Prime is Amazon’s loyalty program, and even without buying more stuff from Amazon, it delivers exceptional value. At present, 25% of US households have a Prime account, giving them access to free video streaming, free books, discounts on popular items and free two-day shipping. They also have a special celebration each year, known as Prime Day, which offers members exclusive deals, price cuts and other promotions.
If you shop regularly on Amazon, it doesn’t make sense not to have Prime – and once you do have it, you’re much more motivated to shop, if only to make the most of your investment. And that motivation is only growing, as reports indicate Prime members spending has increased by $100 to $1400 a year, while non-Prime members has reduced by the same amount to $600 per year.
The eCommerce industry is oversaturated with retailers, and even with a strategy that incorporates SEO, Google Ads and Shopping, and social media, your business may still be struggling to cut through all the clamour. That’s why building partnerships with other eCommerce stores can be a useful tool to ensure your products are getting in front of customers.
If it’s good enough for Amazon, right? Amazon Marketplace is essentially the same concept. It allows anyone to sell on their website and creates huge revenue streams for them. It also incidentally helps them to compete with eBay, one of their largest competitors.
You don’t have to be a big company like Amazon hosting everyone else, either. You don’t even have to be the one jumping on a hosting site. Simply look into affiliate marketing programs or reach out to complementary businesses to start creating partnerships.
Amazon in Australia
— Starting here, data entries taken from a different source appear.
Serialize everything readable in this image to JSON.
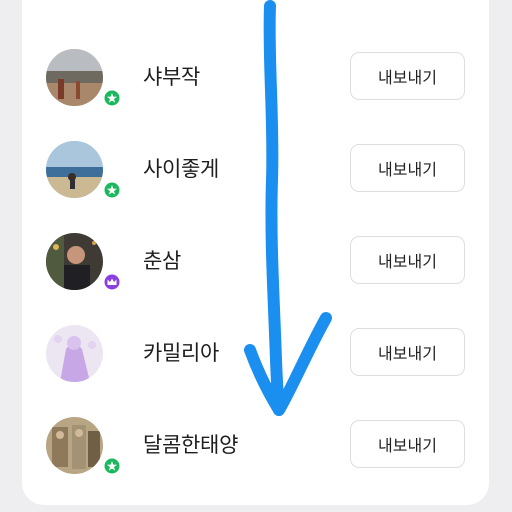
{
  "list": {
    "export_label": "내보내기",
    "items": [
      {
        "name": "샤부작",
        "badge": "green-star-badge",
        "badge_color": "#1bb85f"
      },
      {
        "name": "사이좋게",
        "badge": "green-star-badge",
        "badge_color": "#1bb85f"
      },
      {
        "name": "춘삼",
        "badge": "purple-crown-badge",
        "badge_color": "#8a3fe0"
      },
      {
        "name": "카밀리아",
        "badge": "none",
        "badge_color": ""
      },
      {
        "name": "달콤한태양",
        "badge": "green-star-badge",
        "badge_color": "#1bb85f"
      }
    ]
  },
  "colors": {
    "background": "#eeeef0",
    "card": "#ffffff",
    "button_border": "#dedee2",
    "annotation_arrow": "#1a8ff0"
  },
  "annotation": {
    "type": "hand-drawn-down-arrow"
  }
}
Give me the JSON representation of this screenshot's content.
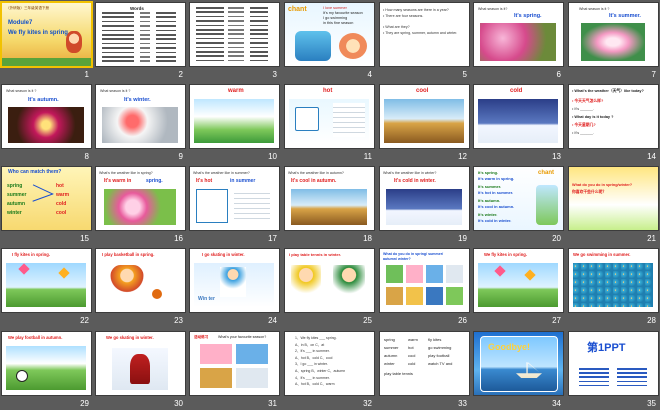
{
  "slide_numbers": [
    "1",
    "2",
    "3",
    "4",
    "5",
    "6",
    "7",
    "8",
    "9",
    "10",
    "11",
    "12",
    "13",
    "14",
    "15",
    "16",
    "17",
    "18",
    "19",
    "20",
    "21",
    "22",
    "23",
    "24",
    "25",
    "26",
    "27",
    "28",
    "29",
    "30",
    "31",
    "32",
    "33",
    "34",
    "35"
  ],
  "s1": {
    "head": "（外研版）三年级英语下册",
    "module": "Module7",
    "title": "We fly kites in spring."
  },
  "s2": {
    "title": "Words"
  },
  "s4": {
    "logo": "chant",
    "l1": "I love summer",
    "l2": "It's my favourite season",
    "l3": "I go swimming",
    "l4": "in this fine season"
  },
  "s5": {
    "q1": "• How many seasons are there in a year?",
    "q2": "• There are four seasons.",
    "q3": "• What are they?",
    "q4": "• They are spring, summer, autumn and winter."
  },
  "s6": {
    "q": "What season is it?",
    "a": "It's spring."
  },
  "s7": {
    "q": "What season is it ?",
    "a": "It's summer."
  },
  "s8": {
    "q": "What season is it ?",
    "a": "It's autumn."
  },
  "s9": {
    "q": "What season is it ?",
    "a": "It's winter."
  },
  "s10": {
    "word": "warm"
  },
  "s11": {
    "word": "hot"
  },
  "s12": {
    "word": "cool"
  },
  "s13": {
    "word": "cold"
  },
  "s14": {
    "l1": "• What's the weather（天气）like today?",
    "l2": "• 今天天气怎么样?",
    "l3": "• It's ______.",
    "l4": "• What day is it today ?",
    "l5": "• 今天星期几?",
    "l6": "• It's ______."
  },
  "s15": {
    "title": "Who can match them?",
    "seasons": [
      "spring",
      "summer",
      "autumn",
      "winter"
    ],
    "weather": [
      "hot",
      "warm",
      "cold",
      "cool"
    ]
  },
  "s16": {
    "q": "What's the weather like in spring?",
    "a1": "It's warm in",
    "a2": "spring."
  },
  "s17": {
    "q": "What's the weather like in summer?",
    "a1": "It's hot",
    "a2": "in summer"
  },
  "s18": {
    "q": "What's the weather like in autumn?",
    "a": "It's cool in autumn."
  },
  "s19": {
    "q": "What's the weather like in winter?",
    "a": "It's cold in winter."
  },
  "s20": {
    "logo": "chant",
    "l1": "It's spring.",
    "l2": "It's warm in spring.",
    "l3": "It's summer.",
    "l4": "It's hot in summer.",
    "l5": "It's autumn.",
    "l6": "It's cool in autumn.",
    "l7": "It's winter.",
    "l8": "It's cold in winter."
  },
  "s21": {
    "q": "What do you do in spring/winter?",
    "cn": "你喜欢干些什么呢？"
  },
  "s22": {
    "cap": "I fly kites in spring."
  },
  "s23": {
    "cap": "I play basketball in spring."
  },
  "s24": {
    "cap": "I go skating in winter.",
    "sign": "Win ter"
  },
  "s25": {
    "cap": "I play table tennis in winter."
  },
  "s26": {
    "q1": "What do you do in spring/ summer/",
    "q2": "autumn/ winter?"
  },
  "s27": {
    "cap": "We fly kites in spring."
  },
  "s28": {
    "cap": "We go swimming in summer."
  },
  "s29": {
    "cap": "We play football in autumn."
  },
  "s30": {
    "cap": "We go skating in winter."
  },
  "s31": {
    "head1": "活动练习",
    "head2": "What's your favourite season?"
  },
  "s32": {
    "l1": "1、We fly kites ___ spring.",
    "l2": "A、in  B、on  C、at",
    "l3": "2、It's ___ in summer.",
    "l4": "A、hot  B、cold  C、cool",
    "l5": "3、I go ___ in winter.",
    "l6": "A、spring  B、winter  C、autumn",
    "l7": "4、It's ___ in summer.",
    "l8": "A、hot  B、cold  C、warm"
  },
  "s33": {
    "c1": [
      "spring",
      "summer",
      "autumn",
      "winter"
    ],
    "c2": [
      "warm",
      "hot",
      "cool",
      "cold"
    ],
    "c3": [
      "fly kites",
      "go swimming",
      "play football",
      "watch TV and"
    ],
    "c4": "play table tennis"
  },
  "s34": {
    "word": "Goodbye!"
  },
  "s35": {
    "logo": "第1PPT"
  }
}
Amazon officially launched in Australia in December 2017. While they had previously sold Kindle books and other intangibles through their Australian website before this date, it wasn’t until then that they started taking orders for physical goods to be shipped from their suburban Melbourne warehouse.
Predictions were rife upon their launch. Amazon would disrupt the market. With a country of only 24 million, and a duopoly on literally every retail industry you can think of (supermarkets, electronics, department stores, home improvement stores, even telecommunications to an extent), everything was about to change.
Over a year later, not much has changed. (Yet.)
This is perhaps because Amazon’s Australian site only has 60 million products, in comparison to the US’ 500 million. Amazon Prime Australia is also not as compelling for this reason, although the price is reduced to only AU$59 a year to make up for this.
This may also be why last year Deloitte’s 2018 Retailer’s Christmas Survey found that 83% of 30 small and large Australian retailers surveyed believed Amazon wouldn’t have an impact on their Christmas trading performance.
But Amazon are in it to win it. A company unafraid of recording net losses, they’re used to playing the long game. While it may take them years, their expansion into Australia will make its mark.
What does this mean for Aussie retailers?
The Australian eCommerce market is an area set for tremendous growth. Amazon is likely to take up a significant slice of that pie as it develops its local holdings, and will also outpace existing large brands that don’t move quickly enough. For smaller to mid-sized brands, the challenges will be great, but so will the opportunities.
By following some of Amazon’s key marketing strategies and shaping them to suit your own business, you’ll be able to carve out your own space in the growing sector. The key takeaways include:
But translating these ideas into actionable marketing strategies and profitable campaigns take hard work, commitment, and yes, some skill. If you want to get serious about your eCommerce marketing strategy, why not work with a team that’s just as serious as you?
Get in touch with one of the Digital Strategists at Impressive to find out more. We’ll help you develop a strategy that will take advantage of what we’ve learned about Amazon and bolster your business for continued growth.
This content was originally published here.